I think he’s really matured as a player, and I see him being more confident in himself and his game. He’s handling the puck a lot more. He could always skate—we always knew that—but playing nearly two years in the NHL, he’s developed more confidence and poise as a player. He’s still a young man, and he’s friends with a lot of guys on our team here, so I think he’s happy to be playing hockey. He’s got a really good attitude about coming to play in Rockford this year.
It’s a different story for him, too—in Chicago, he’s the youngest regular defenseman in the lineup, and here he’s almost a “grizzled veteran” who has more NHL experience than just about anyone else on your roster.
I’m sure that the younger guys will take advantage of that experience soon. Right now, everyone’s still getting to know each other, and we’re only a few days into camp. Leddy’s more on the quiet side, but I’m sure once he gets comfortable there will be more communication.
Carter Hutton was one of the really pleasant surprises on last year’s team. He started in the ECHL, but worked his way up to the point where he enters training camp as the IceHogs’ top goalie. Can you talk about the kind of confidence and stability he gives the rest of the team?
I think we saw as a group that Carter was really the backbone of our team in the second half of last year. He really gave us a lot of confidence every night. We’re really looking forward to having him back here this season.
You have quite a few players who are entering their third full season as professionals—players like Jeremy Morin, Brandon Pirri, Ben Smith and Kyle Beach. Do you see them “taking the reins” and becoming even bigger team leaders as a key to success this season?
Those are some of the guys for sure, but I think we have a number of guys who can help lead the way and set a good example for everyone. We have a number of second- and third-year guys now; you go down the list with Ryan Stanton, Ben Smith, Joe Lavin, Shawn Lalonde, Rob Flick, Andrew Shaw, Philippe Paradis…the list goes on. It’s a really good mix, everyone gets along really well, and I think they can all take some shared leadership here.
Another byproduct of the lockout has been the Blackhawks coaching staff, and Head Coach Joel Quenneville in particular, being able to take in a lot of IceHogs practices so far.
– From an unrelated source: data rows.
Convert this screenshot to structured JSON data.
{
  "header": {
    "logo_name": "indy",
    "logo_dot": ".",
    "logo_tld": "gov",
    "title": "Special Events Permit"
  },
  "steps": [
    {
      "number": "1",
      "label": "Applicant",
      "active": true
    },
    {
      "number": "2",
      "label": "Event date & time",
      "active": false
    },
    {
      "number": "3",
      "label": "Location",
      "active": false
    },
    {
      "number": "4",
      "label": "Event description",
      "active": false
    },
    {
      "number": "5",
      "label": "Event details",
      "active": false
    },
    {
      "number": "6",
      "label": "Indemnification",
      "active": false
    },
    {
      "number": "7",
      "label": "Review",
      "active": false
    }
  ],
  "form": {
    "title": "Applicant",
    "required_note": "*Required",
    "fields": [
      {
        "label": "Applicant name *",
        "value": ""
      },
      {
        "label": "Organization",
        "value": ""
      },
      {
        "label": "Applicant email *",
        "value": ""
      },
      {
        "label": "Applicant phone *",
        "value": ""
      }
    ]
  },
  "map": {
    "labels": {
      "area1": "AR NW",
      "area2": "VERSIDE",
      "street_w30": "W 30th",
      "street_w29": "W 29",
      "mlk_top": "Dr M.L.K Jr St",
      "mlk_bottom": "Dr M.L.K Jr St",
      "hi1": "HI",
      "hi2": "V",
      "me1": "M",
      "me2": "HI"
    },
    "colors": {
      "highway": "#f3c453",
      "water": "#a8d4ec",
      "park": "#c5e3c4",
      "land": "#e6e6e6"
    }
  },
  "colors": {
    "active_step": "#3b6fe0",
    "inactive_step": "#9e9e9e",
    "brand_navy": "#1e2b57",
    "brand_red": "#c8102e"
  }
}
Knowing that there’s already such a strong coordination between the Rockford and Chicago coaches to teach the same system, how much of an asset has it been to have someone with as much experience as Coach Q on hand?
It’s been great; I talked to Joel last week before camp, and we’ve sat together for the scrimmages the past few days. Any time I can sit and talk hockey with Joel is great for me in my development as a coach. I can ask him questions and just absorb things that he has to say. It’s nothing but a positive experience working with him.
With Rockford only 90 miles from Chicago, not many of the IceHogs players are really “off the radar” for Blackhawks fans, but is there a player on the roster who Blackhawks fans don’t know about, but should be aware of?
There are a few players on our team who haven’t spent time in Chicago yet, but they’re working hard to get their first crack at the NHL level. A couple of the defensemen who don’t get a lot of recognition for us are Ryan Stanton and Joe Lavin. They work hard every night, they play hard, they block a lot of shots—they do a great job all-around for us.
Are there one or two players that Blackhawks fans should be keeping an eye on this season, the guys who you think could take the next step in terms of their development?
I think everyone’s really progressing—the goal of the American Hockey League is to work on your skills and help yourself get better, as well as helping the team win. I look at a guy like Brandon Pirri, who has put in a lot of hard work this summer, and Ben Smith is coming off a couple of surgeries and has worked really hard to get himself ready for this season. Blackhawks fans saw some of Jimmy Hayes last season, but he looks really good and he seems to be flying out there, really using his speed. There’s not one particular guy, but I think there are a few who could have really good years.